#### PROBLEM DESCRIPTION:
Using the listing below, say how many lines have the string "marker" in them, giving the number alone.

#### SOURCE DATA:
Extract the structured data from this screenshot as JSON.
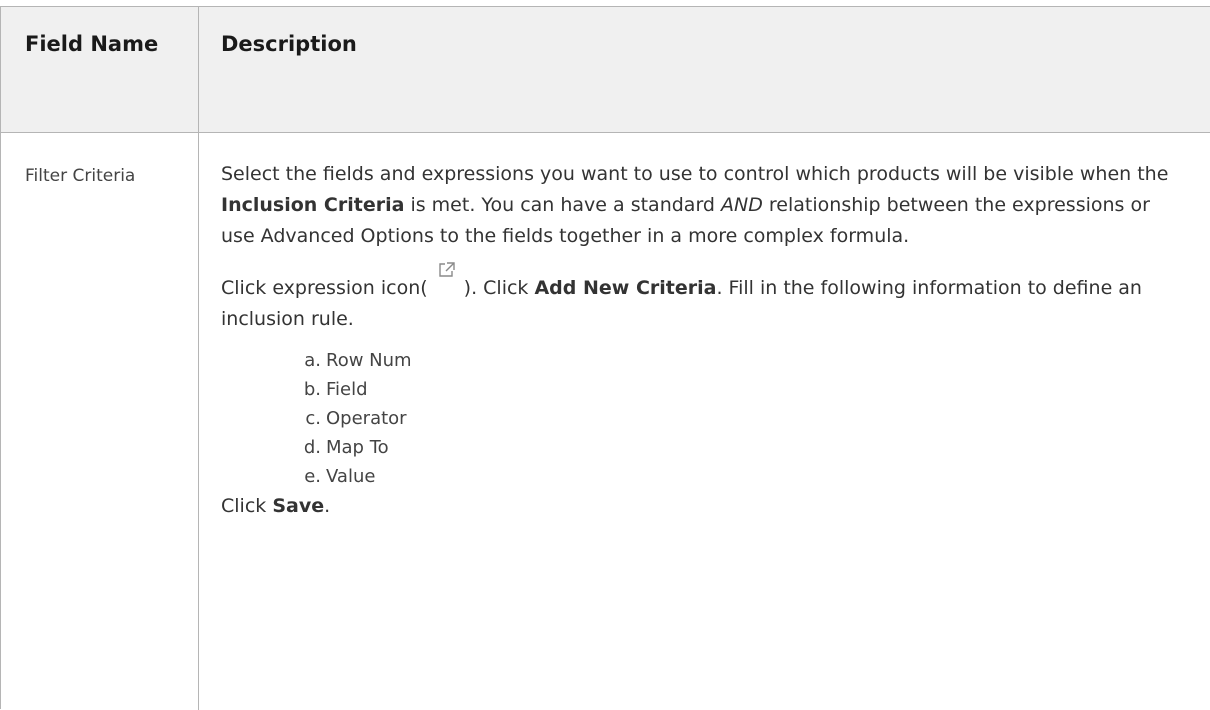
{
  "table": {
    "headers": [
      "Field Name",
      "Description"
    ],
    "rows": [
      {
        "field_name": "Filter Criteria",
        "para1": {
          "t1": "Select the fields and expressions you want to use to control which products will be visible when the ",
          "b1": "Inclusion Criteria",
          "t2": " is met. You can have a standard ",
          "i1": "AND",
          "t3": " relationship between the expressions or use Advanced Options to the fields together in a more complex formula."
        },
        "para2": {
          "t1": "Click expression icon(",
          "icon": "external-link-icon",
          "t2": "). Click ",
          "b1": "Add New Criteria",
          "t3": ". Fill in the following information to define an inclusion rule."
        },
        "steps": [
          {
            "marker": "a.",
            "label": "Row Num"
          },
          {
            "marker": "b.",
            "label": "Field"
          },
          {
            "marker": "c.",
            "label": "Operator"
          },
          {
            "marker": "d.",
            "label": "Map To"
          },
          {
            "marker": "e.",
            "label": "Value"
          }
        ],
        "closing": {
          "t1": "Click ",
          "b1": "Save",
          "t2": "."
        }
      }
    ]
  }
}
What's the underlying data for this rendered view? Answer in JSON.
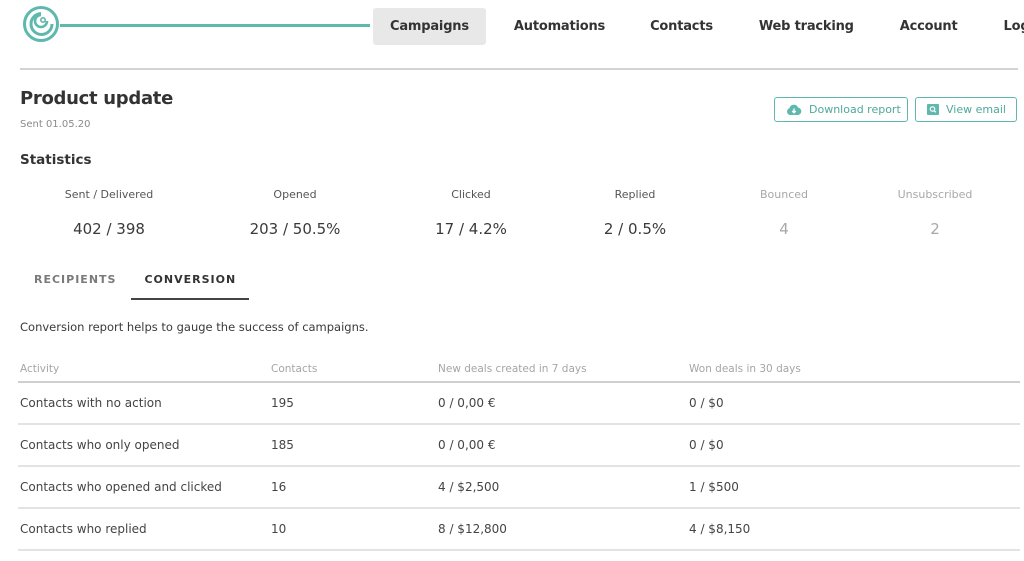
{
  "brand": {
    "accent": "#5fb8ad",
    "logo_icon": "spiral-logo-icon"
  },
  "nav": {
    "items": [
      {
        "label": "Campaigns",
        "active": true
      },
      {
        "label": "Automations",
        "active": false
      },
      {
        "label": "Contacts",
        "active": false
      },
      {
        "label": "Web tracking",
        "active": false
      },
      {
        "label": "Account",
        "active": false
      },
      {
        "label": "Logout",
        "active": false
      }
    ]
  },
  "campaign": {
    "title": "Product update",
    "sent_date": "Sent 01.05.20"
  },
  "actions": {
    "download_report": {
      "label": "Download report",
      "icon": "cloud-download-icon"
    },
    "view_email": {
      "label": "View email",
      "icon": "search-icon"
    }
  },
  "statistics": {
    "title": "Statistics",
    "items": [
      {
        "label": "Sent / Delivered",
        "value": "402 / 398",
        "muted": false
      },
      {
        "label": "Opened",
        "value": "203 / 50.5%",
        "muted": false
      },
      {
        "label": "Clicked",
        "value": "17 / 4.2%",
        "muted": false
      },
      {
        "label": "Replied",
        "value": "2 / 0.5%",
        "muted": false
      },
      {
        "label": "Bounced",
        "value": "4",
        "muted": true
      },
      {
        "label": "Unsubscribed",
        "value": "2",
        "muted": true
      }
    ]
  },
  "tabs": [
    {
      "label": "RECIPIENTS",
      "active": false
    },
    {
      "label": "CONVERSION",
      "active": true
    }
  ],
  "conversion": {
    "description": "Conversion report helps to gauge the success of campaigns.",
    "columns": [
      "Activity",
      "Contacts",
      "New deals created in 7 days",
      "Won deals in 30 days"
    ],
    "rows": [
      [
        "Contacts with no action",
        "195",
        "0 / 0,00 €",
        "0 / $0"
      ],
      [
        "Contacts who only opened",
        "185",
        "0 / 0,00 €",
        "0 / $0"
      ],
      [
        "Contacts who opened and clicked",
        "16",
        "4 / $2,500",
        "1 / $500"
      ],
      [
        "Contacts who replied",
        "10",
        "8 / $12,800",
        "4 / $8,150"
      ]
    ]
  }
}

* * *

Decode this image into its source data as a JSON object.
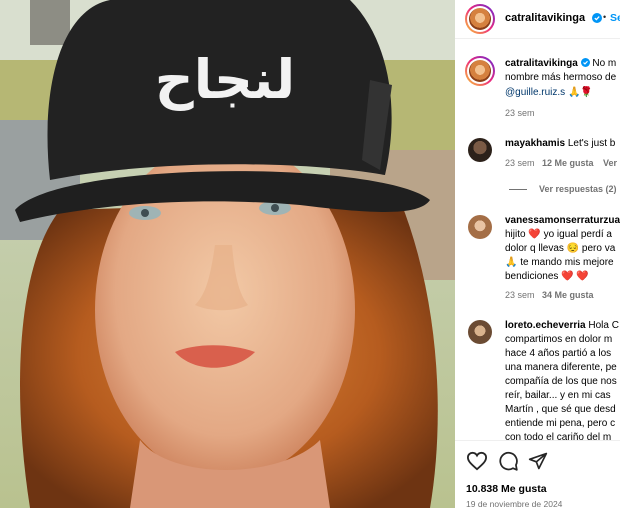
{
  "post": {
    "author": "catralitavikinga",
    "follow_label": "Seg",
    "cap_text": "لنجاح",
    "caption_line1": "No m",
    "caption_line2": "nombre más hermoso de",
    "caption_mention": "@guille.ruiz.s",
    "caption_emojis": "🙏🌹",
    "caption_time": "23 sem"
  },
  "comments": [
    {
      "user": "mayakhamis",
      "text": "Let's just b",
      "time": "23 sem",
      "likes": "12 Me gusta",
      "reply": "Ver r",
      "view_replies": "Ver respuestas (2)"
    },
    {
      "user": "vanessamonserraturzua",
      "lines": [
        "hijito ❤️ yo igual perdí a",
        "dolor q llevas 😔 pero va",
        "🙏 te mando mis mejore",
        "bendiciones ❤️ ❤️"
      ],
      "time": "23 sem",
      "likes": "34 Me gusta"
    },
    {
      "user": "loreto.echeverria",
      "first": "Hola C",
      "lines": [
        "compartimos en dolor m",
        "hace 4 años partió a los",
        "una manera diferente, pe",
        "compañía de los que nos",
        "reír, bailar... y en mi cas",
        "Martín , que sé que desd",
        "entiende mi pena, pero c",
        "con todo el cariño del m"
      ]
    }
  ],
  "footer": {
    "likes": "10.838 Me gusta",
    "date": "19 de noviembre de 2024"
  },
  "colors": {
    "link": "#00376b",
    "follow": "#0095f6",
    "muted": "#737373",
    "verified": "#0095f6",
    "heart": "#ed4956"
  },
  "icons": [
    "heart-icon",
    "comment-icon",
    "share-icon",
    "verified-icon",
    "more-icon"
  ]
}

#### EXERCISE SOLUTION:
5